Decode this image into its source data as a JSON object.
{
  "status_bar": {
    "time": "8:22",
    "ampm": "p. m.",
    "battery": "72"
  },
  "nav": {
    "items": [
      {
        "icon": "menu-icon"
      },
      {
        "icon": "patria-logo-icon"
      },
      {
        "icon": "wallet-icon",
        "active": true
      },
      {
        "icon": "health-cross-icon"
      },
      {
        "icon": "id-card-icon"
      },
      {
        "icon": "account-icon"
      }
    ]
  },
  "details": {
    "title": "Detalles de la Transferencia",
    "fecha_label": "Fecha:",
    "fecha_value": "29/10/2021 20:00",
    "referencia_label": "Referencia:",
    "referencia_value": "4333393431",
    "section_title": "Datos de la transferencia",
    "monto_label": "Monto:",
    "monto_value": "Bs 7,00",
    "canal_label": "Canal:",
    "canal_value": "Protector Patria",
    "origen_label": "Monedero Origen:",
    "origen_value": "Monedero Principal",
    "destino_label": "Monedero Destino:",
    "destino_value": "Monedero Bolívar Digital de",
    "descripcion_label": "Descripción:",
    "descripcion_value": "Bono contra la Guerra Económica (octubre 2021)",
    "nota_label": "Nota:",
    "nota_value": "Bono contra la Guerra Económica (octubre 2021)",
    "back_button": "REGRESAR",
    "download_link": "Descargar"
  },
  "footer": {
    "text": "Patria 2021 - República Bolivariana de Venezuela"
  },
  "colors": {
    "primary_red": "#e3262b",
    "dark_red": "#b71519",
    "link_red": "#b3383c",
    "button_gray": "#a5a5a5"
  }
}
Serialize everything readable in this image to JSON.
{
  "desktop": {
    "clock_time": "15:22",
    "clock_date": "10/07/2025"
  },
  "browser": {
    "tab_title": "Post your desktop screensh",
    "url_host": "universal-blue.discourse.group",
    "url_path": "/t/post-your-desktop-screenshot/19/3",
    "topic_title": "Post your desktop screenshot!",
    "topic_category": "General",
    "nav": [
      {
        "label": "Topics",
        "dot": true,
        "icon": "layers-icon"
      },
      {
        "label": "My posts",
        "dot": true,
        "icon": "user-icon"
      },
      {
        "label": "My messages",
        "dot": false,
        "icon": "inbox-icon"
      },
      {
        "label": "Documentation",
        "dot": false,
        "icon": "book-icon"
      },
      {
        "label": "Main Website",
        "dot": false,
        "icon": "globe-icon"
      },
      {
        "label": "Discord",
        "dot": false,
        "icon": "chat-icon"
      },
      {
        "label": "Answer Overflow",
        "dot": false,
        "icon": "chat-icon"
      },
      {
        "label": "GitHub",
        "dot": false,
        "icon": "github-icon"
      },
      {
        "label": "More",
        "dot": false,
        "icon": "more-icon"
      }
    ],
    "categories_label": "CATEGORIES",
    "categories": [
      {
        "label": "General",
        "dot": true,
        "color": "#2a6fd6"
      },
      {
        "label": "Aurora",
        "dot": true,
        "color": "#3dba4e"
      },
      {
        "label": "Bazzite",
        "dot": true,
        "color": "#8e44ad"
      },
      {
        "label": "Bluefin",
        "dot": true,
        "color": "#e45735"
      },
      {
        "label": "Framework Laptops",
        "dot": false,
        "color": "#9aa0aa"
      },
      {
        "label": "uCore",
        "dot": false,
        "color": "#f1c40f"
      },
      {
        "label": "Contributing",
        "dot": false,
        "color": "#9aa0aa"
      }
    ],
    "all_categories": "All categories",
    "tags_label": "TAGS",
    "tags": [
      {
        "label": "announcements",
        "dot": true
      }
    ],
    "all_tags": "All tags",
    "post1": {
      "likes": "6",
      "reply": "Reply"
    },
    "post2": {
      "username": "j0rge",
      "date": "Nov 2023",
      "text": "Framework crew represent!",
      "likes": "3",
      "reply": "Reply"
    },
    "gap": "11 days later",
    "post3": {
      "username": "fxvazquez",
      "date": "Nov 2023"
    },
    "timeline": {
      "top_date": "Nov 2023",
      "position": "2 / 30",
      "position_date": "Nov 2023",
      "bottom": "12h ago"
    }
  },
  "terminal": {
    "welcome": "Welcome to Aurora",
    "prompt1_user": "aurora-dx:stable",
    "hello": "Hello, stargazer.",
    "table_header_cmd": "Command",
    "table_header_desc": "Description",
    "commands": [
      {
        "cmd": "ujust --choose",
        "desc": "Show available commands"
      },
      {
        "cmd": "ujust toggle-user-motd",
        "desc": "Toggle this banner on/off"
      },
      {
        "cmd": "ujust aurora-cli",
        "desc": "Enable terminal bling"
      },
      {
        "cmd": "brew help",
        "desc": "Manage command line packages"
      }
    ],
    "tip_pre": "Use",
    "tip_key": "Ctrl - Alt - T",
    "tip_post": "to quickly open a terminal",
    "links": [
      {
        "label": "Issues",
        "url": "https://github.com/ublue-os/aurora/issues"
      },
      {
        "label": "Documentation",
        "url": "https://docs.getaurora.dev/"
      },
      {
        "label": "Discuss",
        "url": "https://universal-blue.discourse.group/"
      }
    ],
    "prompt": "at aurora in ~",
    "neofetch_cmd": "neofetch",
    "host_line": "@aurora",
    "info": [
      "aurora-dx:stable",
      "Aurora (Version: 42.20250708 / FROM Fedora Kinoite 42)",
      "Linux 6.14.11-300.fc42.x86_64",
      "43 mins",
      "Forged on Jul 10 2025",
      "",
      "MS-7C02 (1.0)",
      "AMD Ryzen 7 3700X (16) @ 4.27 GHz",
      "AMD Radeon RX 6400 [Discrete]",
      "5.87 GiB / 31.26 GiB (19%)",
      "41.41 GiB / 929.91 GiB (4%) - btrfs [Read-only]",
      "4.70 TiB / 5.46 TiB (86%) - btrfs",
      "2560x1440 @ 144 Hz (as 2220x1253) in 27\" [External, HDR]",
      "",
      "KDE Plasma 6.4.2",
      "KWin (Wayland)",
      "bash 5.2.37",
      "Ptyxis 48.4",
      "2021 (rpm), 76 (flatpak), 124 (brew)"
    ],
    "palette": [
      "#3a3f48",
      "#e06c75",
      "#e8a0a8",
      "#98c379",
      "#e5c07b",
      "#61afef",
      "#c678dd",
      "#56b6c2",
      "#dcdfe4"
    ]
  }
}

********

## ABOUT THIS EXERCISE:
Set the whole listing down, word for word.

## RESPONSE TO THIS TASK:
Decode this image into its source data as a JSON object.
{
  "status_bar": {
    "time": "8:22",
    "ampm": "p. m.",
    "battery": "72"
  },
  "nav": {
    "items": [
      {
        "icon": "menu-icon"
      },
      {
        "icon": "patria-logo-icon"
      },
      {
        "icon": "wallet-icon",
        "active": true
      },
      {
        "icon": "health-cross-icon"
      },
      {
        "icon": "id-card-icon"
      },
      {
        "icon": "account-icon"
      }
    ]
  },
  "details": {
    "title": "Detalles de la Transferencia",
    "fecha_label": "Fecha:",
    "fecha_value": "29/10/2021 20:00",
    "referencia_label": "Referencia:",
    "referencia_value": "4333393431",
    "section_title": "Datos de la transferencia",
    "monto_label": "Monto:",
    "monto_value": "Bs 7,00",
    "canal_label": "Canal:",
    "canal_value": "Protector Patria",
    "origen_label": "Monedero Origen:",
    "origen_value": "Monedero Principal",
    "destino_label": "Monedero Destino:",
    "destino_value": "Monedero Bolívar Digital de",
    "descripcion_label": "Descripción:",
    "descripcion_value": "Bono contra la Guerra Económica (octubre 2021)",
    "nota_label": "Nota:",
    "nota_value": "Bono contra la Guerra Económica (octubre 2021)",
    "back_button": "REGRESAR",
    "download_link": "Descargar"
  },
  "footer": {
    "text": "Patria 2021 - República Bolivariana de Venezuela"
  },
  "colors": {
    "primary_red": "#e3262b",
    "dark_red": "#b71519",
    "link_red": "#b3383c",
    "button_gray": "#a5a5a5"
  }
}
Serialize everything readable in this image to JSON.
{
  "desktop": {
    "clock_time": "15:22",
    "clock_date": "10/07/2025"
  },
  "browser": {
    "tab_title": "Post your desktop screensh",
    "url_host": "universal-blue.discourse.group",
    "url_path": "/t/post-your-desktop-screenshot/19/3",
    "topic_title": "Post your desktop screenshot!",
    "topic_category": "General",
    "nav": [
      {
        "label": "Topics",
        "dot": true,
        "icon": "layers-icon"
      },
      {
        "label": "My posts",
        "dot": true,
        "icon": "user-icon"
      },
      {
        "label": "My messages",
        "dot": false,
        "icon": "inbox-icon"
      },
      {
        "label": "Documentation",
        "dot": false,
        "icon": "book-icon"
      },
      {
        "label": "Main Website",
        "dot": false,
        "icon": "globe-icon"
      },
      {
        "label": "Discord",
        "dot": false,
        "icon": "chat-icon"
      },
      {
        "label": "Answer Overflow",
        "dot": false,
        "icon": "chat-icon"
      },
      {
        "label": "GitHub",
        "dot": false,
        "icon": "github-icon"
      },
      {
        "label": "More",
        "dot": false,
        "icon": "more-icon"
      }
    ],
    "categories_label": "CATEGORIES",
    "categories": [
      {
        "label": "General",
        "dot": true,
        "color": "#2a6fd6"
      },
      {
        "label": "Aurora",
        "dot": true,
        "color": "#3dba4e"
      },
      {
        "label": "Bazzite",
        "dot": true,
        "color": "#8e44ad"
      },
      {
        "label": "Bluefin",
        "dot": true,
        "color": "#e45735"
      },
      {
        "label": "Framework Laptops",
        "dot": false,
        "color": "#9aa0aa"
      },
      {
        "label": "uCore",
        "dot": false,
        "color": "#f1c40f"
      },
      {
        "label": "Contributing",
        "dot": false,
        "color": "#9aa0aa"
      }
    ],
    "all_categories": "All categories",
    "tags_label": "TAGS",
    "tags": [
      {
        "label": "announcements",
        "dot": true
      }
    ],
    "all_tags": "All tags",
    "post1": {
      "likes": "6",
      "reply": "Reply"
    },
    "post2": {
      "username": "j0rge",
      "date": "Nov 2023",
      "text": "Framework crew represent!",
      "likes": "3",
      "reply": "Reply"
    },
    "gap": "11 days later",
    "post3": {
      "username": "fxvazquez",
      "date": "Nov 2023"
    },
    "timeline": {
      "top_date": "Nov 2023",
      "position": "2 / 30",
      "position_date": "Nov 2023",
      "bottom": "12h ago"
    }
  },
  "terminal": {
    "welcome": "Welcome to Aurora",
    "prompt1_user": "aurora-dx:stable",
    "hello": "Hello, stargazer.",
    "table_header_cmd": "Command",
    "table_header_desc": "Description",
    "commands": [
      {
        "cmd": "ujust --choose",
        "desc": "Show available commands"
      },
      {
        "cmd": "ujust toggle-user-motd",
        "desc": "Toggle this banner on/off"
      },
      {
        "cmd": "ujust aurora-cli",
        "desc": "Enable terminal bling"
      },
      {
        "cmd": "brew help",
        "desc": "Manage command line packages"
      }
    ],
    "tip_pre": "Use",
    "tip_key": "Ctrl - Alt - T",
    "tip_post": "to quickly open a terminal",
    "links": [
      {
        "label": "Issues",
        "url": "https://github.com/ublue-os/aurora/issues"
      },
      {
        "label": "Documentation",
        "url": "https://docs.getaurora.dev/"
      },
      {
        "label": "Discuss",
        "url": "https://universal-blue.discourse.group/"
      }
    ],
    "prompt": "at aurora in ~",
    "neofetch_cmd": "neofetch",
    "host_line": "@aurora",
    "info": [
      "aurora-dx:stable",
      "Aurora (Version: 42.20250708 / FROM Fedora Kinoite 42)",
      "Linux 6.14.11-300.fc42.x86_64",
      "43 mins",
      "Forged on Jul 10 2025",
      "",
      "MS-7C02 (1.0)",
      "AMD Ryzen 7 3700X (16) @ 4.27 GHz",
      "AMD Radeon RX 6400 [Discrete]",
      "5.87 GiB / 31.26 GiB (19%)",
      "41.41 GiB / 929.91 GiB (4%) - btrfs [Read-only]",
      "4.70 TiB / 5.46 TiB (86%) - btrfs",
      "2560x1440 @ 144 Hz (as 2220x1253) in 27\" [External, HDR]",
      "",
      "KDE Plasma 6.4.2",
      "KWin (Wayland)",
      "bash 5.2.37",
      "Ptyxis 48.4",
      "2021 (rpm), 76 (flatpak), 124 (brew)"
    ],
    "palette": [
      "#3a3f48",
      "#e06c75",
      "#e8a0a8",
      "#98c379",
      "#e5c07b",
      "#61afef",
      "#c678dd",
      "#56b6c2",
      "#dcdfe4"
    ]
  }
}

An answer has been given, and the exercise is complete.